Work task: Reproduce each line from the records that holds "我的电脑".

Task input:
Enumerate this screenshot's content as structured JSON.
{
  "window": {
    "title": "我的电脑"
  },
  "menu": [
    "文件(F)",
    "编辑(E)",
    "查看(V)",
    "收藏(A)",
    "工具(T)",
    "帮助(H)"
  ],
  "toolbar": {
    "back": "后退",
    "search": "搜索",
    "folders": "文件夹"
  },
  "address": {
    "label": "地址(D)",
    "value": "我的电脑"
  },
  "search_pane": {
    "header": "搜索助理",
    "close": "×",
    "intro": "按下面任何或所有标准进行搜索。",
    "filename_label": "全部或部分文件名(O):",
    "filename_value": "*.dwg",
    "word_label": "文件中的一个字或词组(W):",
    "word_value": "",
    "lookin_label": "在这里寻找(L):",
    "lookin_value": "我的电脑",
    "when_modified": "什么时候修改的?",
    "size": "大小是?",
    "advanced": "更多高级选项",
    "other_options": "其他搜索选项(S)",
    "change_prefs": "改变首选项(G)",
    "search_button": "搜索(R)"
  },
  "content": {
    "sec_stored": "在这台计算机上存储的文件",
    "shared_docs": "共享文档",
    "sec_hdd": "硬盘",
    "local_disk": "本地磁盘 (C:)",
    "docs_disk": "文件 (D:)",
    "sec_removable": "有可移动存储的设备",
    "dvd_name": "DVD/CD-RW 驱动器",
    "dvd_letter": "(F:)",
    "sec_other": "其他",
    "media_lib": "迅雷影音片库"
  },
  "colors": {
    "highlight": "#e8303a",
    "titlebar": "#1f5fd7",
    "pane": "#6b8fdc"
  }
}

Response area:
    "title": "我的电脑"
    "value": "我的电脑"
    "lookin_value": "我的电脑",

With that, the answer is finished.